University of Waterloo >
Electronic Theses and Dissertations (UW) >
Please use this identifier to cite or link to this item:
|Title: ||Radial Movement of a Passively Released Gas from a Monitoring Well|
|Authors: ||Naas, Claudia|
|Keywords: ||in situ remediation|
passively released gas
|Approved Date: ||1-Sep-2009 |
|Date Submitted: ||28-Jul-2009 |
|Abstract: ||In order to preserve groundwater as a viable source of drinking water, remedial measures must be
applied where appropriate. The application of the various remedial technologies is site and
contaminant dependent. Differing geology, subsurface soil, groundwater geochemistry, type of
contaminant present, cost and even accessibility to the site are all considerations when selecting an
appropriate remedial system. At many sites oxygen is a limiting factor for aerobic degradation of
many organic compounds like methyl tert butyl ether (MTBE) and hydrocarbons found in diesel
and fuel oil, etc. (Nyer et al, 2002).
Mechanisms limiting the success of getting the oxygen out of the passive release well include:
· Slow chemical diffusion of oxygen in water;
· Limited cross section of the groundwater flowing into the well and advecting oxygenated
water back into the aquifer; and
· Generally weak transverse dispersion, both horizontal and vertical, during subsequent
advection of the oxygenated water in the porous media.
These issues must be recognized even in the design of a passive release well remediation system.
For example, a typical remedial objective is to deliver dissolved oxygen across the width and
vertical extent of a contaminant zone in an aquifer. The width of the oxygen plume around the
injection well defines how many oxygen-release wells are required to create a curtain of oxygen.
Cost-effective design dictates fewer wells, while effective coverage may dictate more wells placed

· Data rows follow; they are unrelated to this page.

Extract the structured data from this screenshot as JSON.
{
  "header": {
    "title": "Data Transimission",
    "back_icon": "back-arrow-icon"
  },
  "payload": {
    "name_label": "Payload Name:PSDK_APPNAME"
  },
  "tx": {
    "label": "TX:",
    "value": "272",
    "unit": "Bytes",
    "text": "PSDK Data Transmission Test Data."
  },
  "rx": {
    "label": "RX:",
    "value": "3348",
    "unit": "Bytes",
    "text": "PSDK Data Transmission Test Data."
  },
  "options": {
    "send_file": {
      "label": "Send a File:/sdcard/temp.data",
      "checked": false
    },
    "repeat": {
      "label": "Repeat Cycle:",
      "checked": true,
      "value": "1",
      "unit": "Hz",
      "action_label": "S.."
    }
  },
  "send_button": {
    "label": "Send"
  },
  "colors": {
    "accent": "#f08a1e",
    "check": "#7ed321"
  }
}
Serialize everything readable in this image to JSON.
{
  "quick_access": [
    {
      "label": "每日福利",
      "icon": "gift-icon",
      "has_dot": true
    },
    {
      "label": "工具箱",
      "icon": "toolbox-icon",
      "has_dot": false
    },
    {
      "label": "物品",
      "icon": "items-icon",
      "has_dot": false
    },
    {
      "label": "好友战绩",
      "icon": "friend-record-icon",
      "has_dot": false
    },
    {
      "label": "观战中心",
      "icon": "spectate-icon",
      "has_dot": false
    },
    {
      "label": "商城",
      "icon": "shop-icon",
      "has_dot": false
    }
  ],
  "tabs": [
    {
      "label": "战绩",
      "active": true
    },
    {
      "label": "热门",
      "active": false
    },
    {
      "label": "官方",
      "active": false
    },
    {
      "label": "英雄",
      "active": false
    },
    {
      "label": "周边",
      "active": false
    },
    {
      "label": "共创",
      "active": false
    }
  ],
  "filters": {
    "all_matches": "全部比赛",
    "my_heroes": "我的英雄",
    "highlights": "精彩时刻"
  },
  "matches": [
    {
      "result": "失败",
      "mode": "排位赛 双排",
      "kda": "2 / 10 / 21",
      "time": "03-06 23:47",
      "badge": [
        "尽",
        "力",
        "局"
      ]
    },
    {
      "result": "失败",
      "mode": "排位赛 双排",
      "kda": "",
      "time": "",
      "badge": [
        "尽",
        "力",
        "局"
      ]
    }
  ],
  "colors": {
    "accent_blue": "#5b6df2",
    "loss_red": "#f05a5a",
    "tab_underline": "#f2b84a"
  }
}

closer together. Thus, understanding the transverse width over which significant oxygen is
passively released to the aquifer (the “radius of influence”) is a critical design parameter and the
focus of this thesis. Due to the difficulty in getting a passively released dissolved oxygen plume to
transversely encompass the total width of a contaminant plume, other more efficient means of
introducing oxygen into the subsurface are required. Injecting amended water directly into a
release well would increase the transverse distance in which dissolved oxygen would spread.
A series of experiments were conducted at CFB Borden to assess the efficacy of an oxygen releasing
technology called the iSOC™. The experiments were all conducted in the same manner, by
connecting a tank of oxygen to the iSOC™ unit, which then was placed in a release well and allowed
to run in experiment 1 for 103 days, experiment 2 for 132 days and experiment 3 for 29 days.
Dissolved oxygen concentrations were measured at varying time intervals throughout each
experiment using an Orion dissolved oxygen probe. Results of each of the three experiments were
very similar in that dissolved oxygen was only detected in a very narrow plume (10 cm to 25 cm in
width) within 1 m of the release well.
The presence of BTEX, BOD and COD within the groundwater and soil at the site were investigated
to assess if presented a significant enough sink for the oxygen and thereby limiting the transverse
growth of the dissolved oxygen plume. Groundwater results indicated that while dissolved oxygen
was utilized for BTEX degradation and to overcome the natural oxygen demand (both BOD and
COD) at the site, the amount of oxygen released into the aquifer would have satisfied both of these
processes. The COD of the soil at the site presented a higher oxygen demand than the groundwater
and presented a greater limiting factor to the transverse growth of the oxygen plume.
By releasing oxygen passively with the iSOC™ only a small transverse portion of the Borden aquifer
was likely influenced. This limitation has been noted in general for passive release technologies
(Wilson & Mackay, 1995). While the iSOCÔ technology develops very high oxygen levels in the
groundwater in the release well, it does not overcome the hydrogeological constraint of limited
transverse dispersion. Thus, a high oxygen concentration is delivered to a very narrow segment of
Overall, transverse dispersion has a minimal impact on a passively release oxygen plume,
particularly in close proximity to the release well, but once the plume has migrated a distance away
from the release well the effect of transverse dispersion increases. The oxygen demand of an
aquifer can also limit the effect of transverse and longitudinal dispersion. If a site has a high
chemical or biological oxygen demand the released gas will be consumed before dispersion can
have an effect on the plume. By injecting nutrient rich water into a release well the water will
forcibly overcome any influence transverse dispersion will have in and around a release well,
thereby relying on longitudinal dispersion to create a larger area for contaminant degradation to
|Program: ||Earth Sciences|
|Department: ||Earth Sciences|
|Degree: ||Master of Science|
|Appears in Collections:||Electronic Theses and Dissertations (UW)|
Faculty of Science Theses and Dissertations
All items in UWSpace are protected by copyright, with all rights reserved.